• _RECORDS SUPPLIED_:

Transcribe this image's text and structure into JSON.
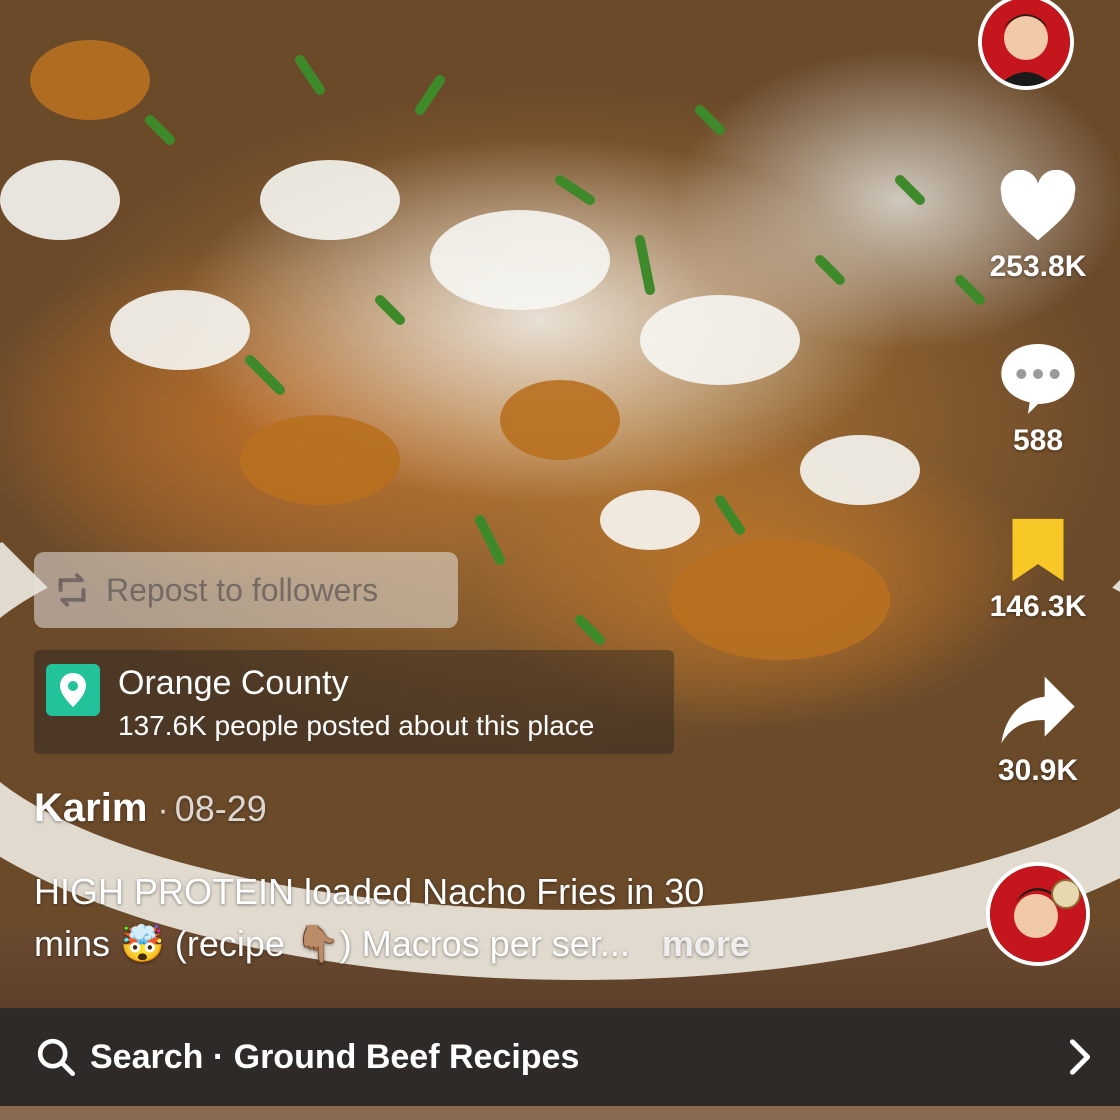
{
  "profile": {
    "top_avatar_icon": "creator-avatar-icon",
    "sound_avatar_icon": "sound-disc-icon"
  },
  "actions": {
    "like": {
      "icon": "heart-icon",
      "count": "253.8K"
    },
    "comment": {
      "icon": "comment-bubble-icon",
      "count": "588"
    },
    "bookmark": {
      "icon": "bookmark-icon",
      "count": "146.3K",
      "color": "#F8C826"
    },
    "share": {
      "icon": "share-arrow-icon",
      "count": "30.9K"
    }
  },
  "repost": {
    "icon": "repost-icon",
    "label": "Repost to followers"
  },
  "location": {
    "icon": "location-pin-icon",
    "name": "Orange County",
    "subtitle": "137.6K people posted about this place",
    "accent": "#22C29A"
  },
  "post": {
    "author": "Karim",
    "separator": "·",
    "date": "08-29",
    "caption_line1": "HIGH PROTEIN loaded Nacho Fries in 30",
    "caption_line2_a": "mins",
    "caption_emoji1": "🤯",
    "caption_line2_b": "(recipe",
    "caption_emoji2": "👇🏽",
    "caption_line2_c": ")  Macros per ser...",
    "more_label": "more"
  },
  "search": {
    "icon": "search-icon",
    "label": "Search · Ground Beef Recipes",
    "chevron": "chevron-right-icon"
  }
}
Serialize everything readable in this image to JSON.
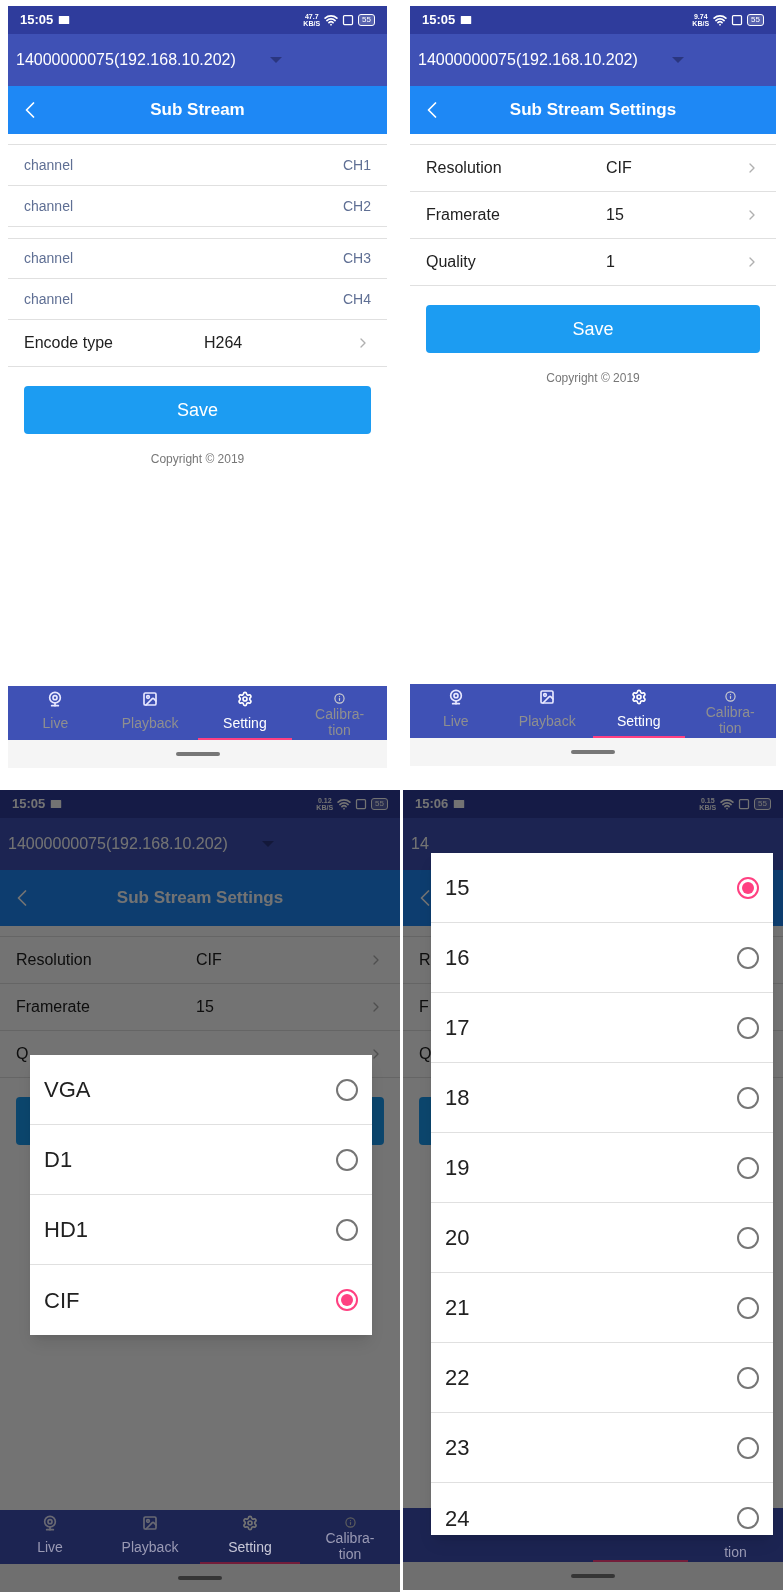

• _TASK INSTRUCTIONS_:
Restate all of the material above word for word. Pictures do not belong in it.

• _ANSWER BOX_:
Transcribe this image's text and structure into JSON.
{
  "profile": {
    "top_avatar_icon": "creator-avatar-icon",
    "sound_avatar_icon": "sound-disc-icon"
  },
  "actions": {
    "like": {
      "icon": "heart-icon",
      "count": "253.8K"
    },
    "comment": {
      "icon": "comment-bubble-icon",
      "count": "588"
    },
    "bookmark": {
      "icon": "bookmark-icon",
      "count": "146.3K",
      "color": "#F8C826"
    },
    "share": {
      "icon": "share-arrow-icon",
      "count": "30.9K"
    }
  },
  "repost": {
    "icon": "repost-icon",
    "label": "Repost to followers"
  },
  "location": {
    "icon": "location-pin-icon",
    "name": "Orange County",
    "subtitle": "137.6K people posted about this place",
    "accent": "#22C29A"
  },
  "post": {
    "author": "Karim",
    "separator": "·",
    "date": "08-29",
    "caption_line1": "HIGH PROTEIN loaded Nacho Fries in 30",
    "caption_line2_a": "mins",
    "caption_emoji1": "🤯",
    "caption_line2_b": "(recipe",
    "caption_emoji2": "👇🏽",
    "caption_line2_c": ")  Macros per ser...",
    "more_label": "more"
  },
  "search": {
    "icon": "search-icon",
    "label": "Search · Ground Beef Recipes",
    "chevron": "chevron-right-icon"
  }
}
Serialize everything readable in this image to JSON.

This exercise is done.